- [Task requirements] All of the entries below need repeating exactly, apart from their images.
==*==
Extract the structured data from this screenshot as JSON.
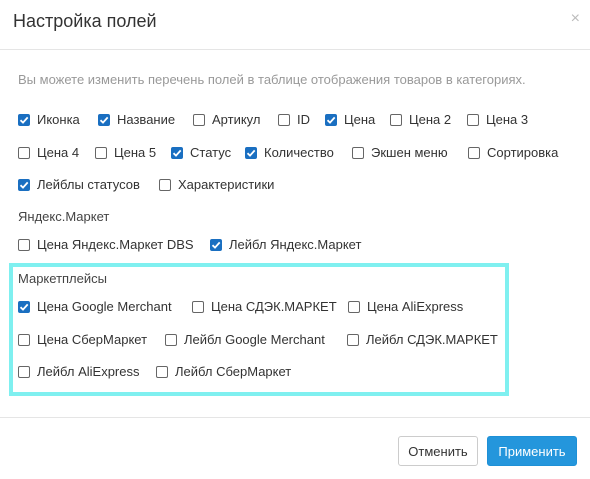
{
  "dialog": {
    "title": "Настройка полей",
    "close_symbol": "×",
    "hint": "Вы можете изменить перечень полей в таблице отображения товаров в категориях."
  },
  "fields": [
    {
      "label": "Иконка",
      "checked": true
    },
    {
      "label": "Название",
      "checked": true
    },
    {
      "label": "Артикул",
      "checked": false
    },
    {
      "label": "ID",
      "checked": false
    },
    {
      "label": "Цена",
      "checked": true
    },
    {
      "label": "Цена 2",
      "checked": false
    },
    {
      "label": "Цена 3",
      "checked": false
    },
    {
      "label": "Цена 4",
      "checked": false
    },
    {
      "label": "Цена 5",
      "checked": false
    },
    {
      "label": "Статус",
      "checked": true
    },
    {
      "label": "Количество",
      "checked": true
    },
    {
      "label": "Экшен меню",
      "checked": false
    },
    {
      "label": "Сортировка",
      "checked": false
    },
    {
      "label": "Лейблы статусов",
      "checked": true
    },
    {
      "label": "Характеристики",
      "checked": false
    }
  ],
  "yandex": {
    "title": "Яндекс.Маркет",
    "items": [
      {
        "label": "Цена Яндекс.Маркет DBS",
        "checked": false
      },
      {
        "label": "Лейбл Яндекс.Маркет",
        "checked": true
      }
    ]
  },
  "marketplaces": {
    "title": "Маркетплейсы",
    "items": [
      {
        "label": "Цена Google Merchant",
        "checked": true
      },
      {
        "label": "Цена СДЭК.МАРКЕТ",
        "checked": false
      },
      {
        "label": "Цена AliExpress",
        "checked": false
      },
      {
        "label": "Цена СберМаркет",
        "checked": false
      },
      {
        "label": "Лейбл Google Merchant",
        "checked": false
      },
      {
        "label": "Лейбл СДЭК.МАРКЕТ",
        "checked": false
      },
      {
        "label": "Лейбл AliExpress",
        "checked": false
      },
      {
        "label": "Лейбл СберМаркет",
        "checked": false
      }
    ]
  },
  "footer": {
    "cancel": "Отменить",
    "apply": "Применить"
  },
  "colors": {
    "accent": "#1a6fc1",
    "apply_button": "#2496dc",
    "highlight": "#7ff0f0"
  }
}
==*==
- [Solved problem]
Extract the structured data from this screenshot as JSON.
{
  "dialog": {
    "title": "Настройка полей",
    "close_symbol": "×",
    "hint": "Вы можете изменить перечень полей в таблице отображения товаров в категориях."
  },
  "fields": [
    {
      "label": "Иконка",
      "checked": true
    },
    {
      "label": "Название",
      "checked": true
    },
    {
      "label": "Артикул",
      "checked": false
    },
    {
      "label": "ID",
      "checked": false
    },
    {
      "label": "Цена",
      "checked": true
    },
    {
      "label": "Цена 2",
      "checked": false
    },
    {
      "label": "Цена 3",
      "checked": false
    },
    {
      "label": "Цена 4",
      "checked": false
    },
    {
      "label": "Цена 5",
      "checked": false
    },
    {
      "label": "Статус",
      "checked": true
    },
    {
      "label": "Количество",
      "checked": true
    },
    {
      "label": "Экшен меню",
      "checked": false
    },
    {
      "label": "Сортировка",
      "checked": false
    },
    {
      "label": "Лейблы статусов",
      "checked": true
    },
    {
      "label": "Характеристики",
      "checked": false
    }
  ],
  "yandex": {
    "title": "Яндекс.Маркет",
    "items": [
      {
        "label": "Цена Яндекс.Маркет DBS",
        "checked": false
      },
      {
        "label": "Лейбл Яндекс.Маркет",
        "checked": true
      }
    ]
  },
  "marketplaces": {
    "title": "Маркетплейсы",
    "items": [
      {
        "label": "Цена Google Merchant",
        "checked": true
      },
      {
        "label": "Цена СДЭК.МАРКЕТ",
        "checked": false
      },
      {
        "label": "Цена AliExpress",
        "checked": false
      },
      {
        "label": "Цена СберМаркет",
        "checked": false
      },
      {
        "label": "Лейбл Google Merchant",
        "checked": false
      },
      {
        "label": "Лейбл СДЭК.МАРКЕТ",
        "checked": false
      },
      {
        "label": "Лейбл AliExpress",
        "checked": false
      },
      {
        "label": "Лейбл СберМаркет",
        "checked": false
      }
    ]
  },
  "footer": {
    "cancel": "Отменить",
    "apply": "Применить"
  },
  "colors": {
    "accent": "#1a6fc1",
    "apply_button": "#2496dc",
    "highlight": "#7ff0f0"
  }
}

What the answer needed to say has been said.